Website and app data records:

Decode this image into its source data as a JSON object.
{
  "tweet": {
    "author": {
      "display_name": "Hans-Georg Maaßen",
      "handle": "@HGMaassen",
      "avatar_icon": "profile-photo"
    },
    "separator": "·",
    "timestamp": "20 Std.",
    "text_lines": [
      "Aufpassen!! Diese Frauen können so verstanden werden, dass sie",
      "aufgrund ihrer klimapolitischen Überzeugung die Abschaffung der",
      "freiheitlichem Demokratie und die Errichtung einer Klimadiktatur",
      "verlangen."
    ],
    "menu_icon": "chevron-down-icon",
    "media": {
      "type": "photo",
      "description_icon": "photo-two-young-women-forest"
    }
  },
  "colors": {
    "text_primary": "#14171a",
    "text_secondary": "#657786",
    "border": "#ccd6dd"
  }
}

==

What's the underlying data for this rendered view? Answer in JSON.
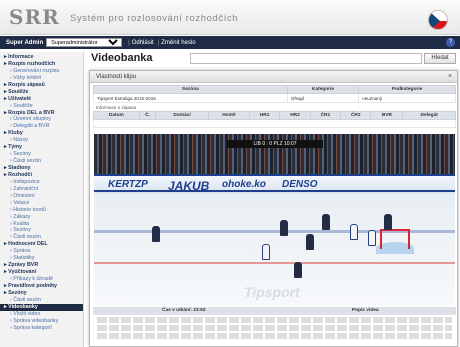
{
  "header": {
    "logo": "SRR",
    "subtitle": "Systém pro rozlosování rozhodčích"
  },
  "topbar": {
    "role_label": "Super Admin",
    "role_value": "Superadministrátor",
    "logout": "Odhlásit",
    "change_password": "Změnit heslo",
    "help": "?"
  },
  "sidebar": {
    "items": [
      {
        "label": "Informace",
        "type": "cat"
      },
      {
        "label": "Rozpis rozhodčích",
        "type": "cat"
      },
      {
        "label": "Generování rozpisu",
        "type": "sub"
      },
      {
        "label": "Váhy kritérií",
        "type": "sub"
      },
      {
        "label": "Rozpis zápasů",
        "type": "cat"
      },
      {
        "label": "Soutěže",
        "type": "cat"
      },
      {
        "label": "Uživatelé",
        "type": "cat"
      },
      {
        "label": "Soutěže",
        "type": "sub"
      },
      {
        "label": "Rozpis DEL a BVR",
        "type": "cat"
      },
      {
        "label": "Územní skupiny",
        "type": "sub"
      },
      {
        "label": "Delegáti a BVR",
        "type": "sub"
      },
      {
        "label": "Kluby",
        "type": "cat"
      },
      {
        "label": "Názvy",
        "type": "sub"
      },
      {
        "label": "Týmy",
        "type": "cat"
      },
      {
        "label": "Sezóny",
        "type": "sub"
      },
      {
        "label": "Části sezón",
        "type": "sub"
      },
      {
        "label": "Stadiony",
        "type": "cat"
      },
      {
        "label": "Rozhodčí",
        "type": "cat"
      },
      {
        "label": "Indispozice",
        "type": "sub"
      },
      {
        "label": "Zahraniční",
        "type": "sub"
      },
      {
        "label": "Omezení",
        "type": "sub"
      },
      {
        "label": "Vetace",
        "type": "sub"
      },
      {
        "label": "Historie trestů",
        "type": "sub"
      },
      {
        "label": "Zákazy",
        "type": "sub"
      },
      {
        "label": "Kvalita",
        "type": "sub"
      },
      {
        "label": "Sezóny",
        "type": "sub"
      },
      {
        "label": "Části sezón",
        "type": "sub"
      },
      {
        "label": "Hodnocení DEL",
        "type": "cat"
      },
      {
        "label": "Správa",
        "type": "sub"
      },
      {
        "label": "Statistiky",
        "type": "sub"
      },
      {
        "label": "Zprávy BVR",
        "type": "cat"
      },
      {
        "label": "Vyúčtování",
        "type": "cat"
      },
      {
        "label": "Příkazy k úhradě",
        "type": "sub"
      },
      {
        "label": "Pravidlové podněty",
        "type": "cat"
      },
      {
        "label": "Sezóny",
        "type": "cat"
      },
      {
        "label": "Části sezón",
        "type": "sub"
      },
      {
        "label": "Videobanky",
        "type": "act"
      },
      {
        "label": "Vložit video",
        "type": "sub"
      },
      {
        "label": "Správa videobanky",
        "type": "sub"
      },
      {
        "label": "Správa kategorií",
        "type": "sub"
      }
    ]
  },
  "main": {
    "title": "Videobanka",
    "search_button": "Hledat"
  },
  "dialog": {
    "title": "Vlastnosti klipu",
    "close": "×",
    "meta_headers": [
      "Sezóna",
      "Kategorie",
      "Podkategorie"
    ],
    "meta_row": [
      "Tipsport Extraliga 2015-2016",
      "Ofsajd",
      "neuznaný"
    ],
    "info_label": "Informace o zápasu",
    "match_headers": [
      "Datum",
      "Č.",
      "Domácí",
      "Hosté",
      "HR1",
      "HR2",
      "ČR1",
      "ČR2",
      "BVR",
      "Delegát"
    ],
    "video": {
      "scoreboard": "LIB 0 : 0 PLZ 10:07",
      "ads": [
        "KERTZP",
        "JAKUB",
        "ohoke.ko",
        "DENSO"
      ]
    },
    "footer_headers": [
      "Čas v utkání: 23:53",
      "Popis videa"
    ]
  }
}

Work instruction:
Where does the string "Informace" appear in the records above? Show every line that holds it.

Response to this task:
        "label": "Informace",
    "info_label": "Informace o zápasu",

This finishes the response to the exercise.